Since it is difficult for non-native speakers to follow these efforts, I will briefly present the projects under way, but more importantly, will attempt to assess them and stir a discussion on if, how and to what extent open government & e-participation can be valuable allies in engaging the healthy and productive sectors of society under such extraordinary conditions.
What I find truly symbolic is that the PEP-NET Summit will take place in Dialog im Dunkeln (Dialogue in the Dark), an exciting venue which exhibits a role-reversal experience of everyday situations, led by blind people.
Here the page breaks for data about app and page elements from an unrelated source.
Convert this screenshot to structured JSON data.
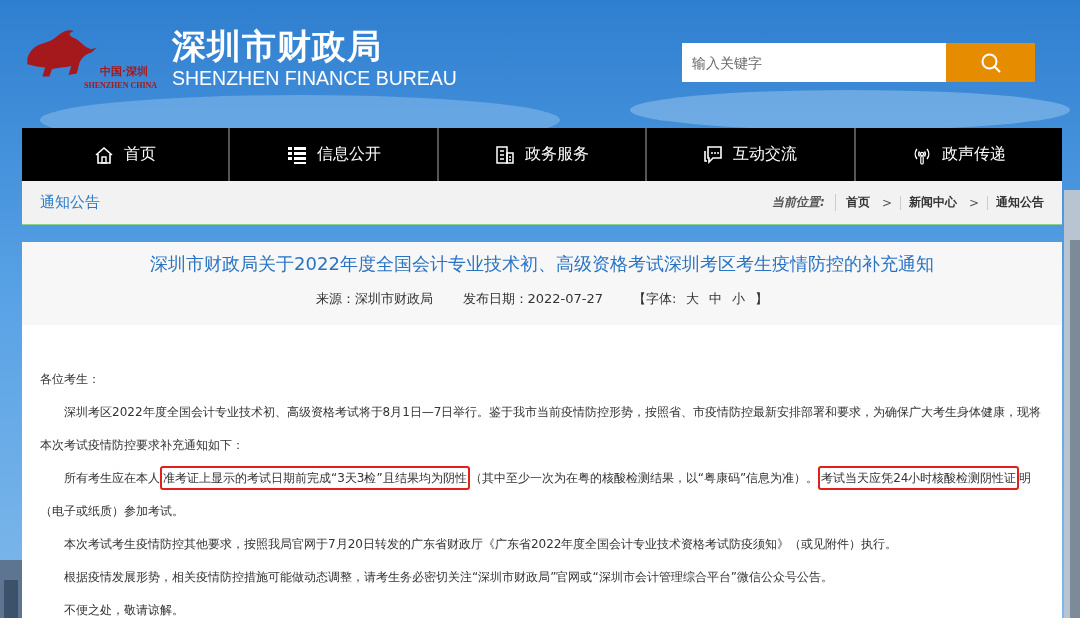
{
  "header": {
    "logo_cn": "中国·深圳",
    "logo_en": "SHENZHEN CHINA",
    "title": "深圳市财政局",
    "subtitle": "SHENZHEN FINANCE BUREAU",
    "search": {
      "placeholder": "输入关键字"
    }
  },
  "nav": [
    {
      "label": "首页"
    },
    {
      "label": "信息公开"
    },
    {
      "label": "政务服务"
    },
    {
      "label": "互动交流"
    },
    {
      "label": "政声传递"
    }
  ],
  "section": {
    "title": "通知公告",
    "breadcrumb_label": "当前位置:",
    "separator": ">",
    "breadcrumb": [
      "首页",
      "新闻中心",
      "通知公告"
    ]
  },
  "article": {
    "title": "深圳市财政局关于2022年度全国会计专业技术初、高级资格考试深圳考区考生疫情防控的补充通知",
    "source": "来源：深圳市财政局",
    "date": "发布日期：2022-07-27",
    "font_label": "【字体:",
    "font_sizes": [
      "大",
      "中",
      "小"
    ],
    "font_end": "】",
    "paragraphs": [
      {
        "indent": false,
        "segments": [
          {
            "text": "各位考生：",
            "highlighted": false
          }
        ]
      },
      {
        "indent": true,
        "segments": [
          {
            "text": "深圳考区2022年度全国会计专业技术初、高级资格考试将于8月1日—7日举行。鉴于我市当前疫情防控形势，按照省、市疫情防控最新安排部署和要求，为确保广大考生身体健康，现将本次考试疫情防控要求补充通知如下：",
            "highlighted": false
          }
        ]
      },
      {
        "indent": true,
        "segments": [
          {
            "text": "所有考生应在本人",
            "highlighted": false
          },
          {
            "text": "准考证上显示的考试日期前完成“3天3检”且结果均为阴性",
            "highlighted": true
          },
          {
            "text": "（其中至少一次为在粤的核酸检测结果，以“粤康码”信息为准）。",
            "highlighted": false
          },
          {
            "text": "考试当天应凭24小时核酸检测阴性证",
            "highlighted": true
          },
          {
            "text": "明（电子或纸质）参加考试。",
            "highlighted": false
          }
        ]
      },
      {
        "indent": true,
        "segments": [
          {
            "text": "本次考试考生疫情防控其他要求，按照我局官网于7月20日转发的广东省财政厅《广东省2022年度全国会计专业技术资格考试防疫须知》（或见附件）执行。",
            "highlighted": false
          }
        ]
      },
      {
        "indent": true,
        "segments": [
          {
            "text": "根据疫情发展形势，相关疫情防控措施可能做动态调整，请考生务必密切关注“深圳市财政局”官网或“深圳市会计管理综合平台”微信公众号公告。",
            "highlighted": false
          }
        ]
      },
      {
        "indent": true,
        "segments": [
          {
            "text": "不便之处，敬请谅解。",
            "highlighted": false
          }
        ]
      }
    ]
  }
}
This certainly gets you thinking on hints and parallels with the state of things in Open Government today.
So, I am sure we will have some really good discussions in Hamburg this week!
The hashtag for the event will be #pepsum.
[UPDATE]: My presentation at the PEP-NET Summit
The newly elected Greek Government was quick to launch opengov.gr after a few days in office, and two weeks later embarked upon a real practical application of a certain form of e-enabled public dialogue which was dubbed “public e-deliberation”. This is the first time that public administration in Greece deploys such a platform and the government has relied heavily on this to prove that a fresh, open and transparent political mentality is in place.
After 120 days, it is time to make a few comments about this novel process for our country.
Tidbits from pdf europe
The pdf conference in Barcelona was fascinating, as expected of course. Great atmosphere, great crowd, great ideas. So, here are a few belated scattered tidbits and thoughts:
Pdf being a New York-born conference brought in a whole bunch of people from the other side of the Atlantic, people we usually “follow” through the web. The heavy artillery were of course the people who were involved with the Obama campaign. Now, a couple of things come to mind when talking about the Obama campaign.
First of all, our American friends have a tendency to paint an almost activist picture of the campaign. There is always talk around notions of “bottom-up”, “citizen engagement”, “grassroots mobilization” and so on. However one cannot fail to notice that the Obama campaign was still a … hmm…well, “campaign”. Which means that by definition was a top-down exercise and a very expensive one.
Yes, everybody knows that already.
Personal Democracy Forum (pdf), the biggest event on politics and the internet which assembles leading political and technologies actors every year, after creating ripples in the USA, finally comes to Europe and Barcelona on 20 & 21 November.
And, naturally, I am really excited that as a “Google Fellow”, I have been given a unique opportunity to attend this great event as part of a 20-strong team from all over Europe which I really look forward to meet.
Micah Sifry and Andrew Rasiej are the two people leading pdf and TechPresident, the “sister” great blog resource on how political candidates are using the web, covering everything from campaign websites, online advertising, social media etc, up to how the campaign tools can be used in governance.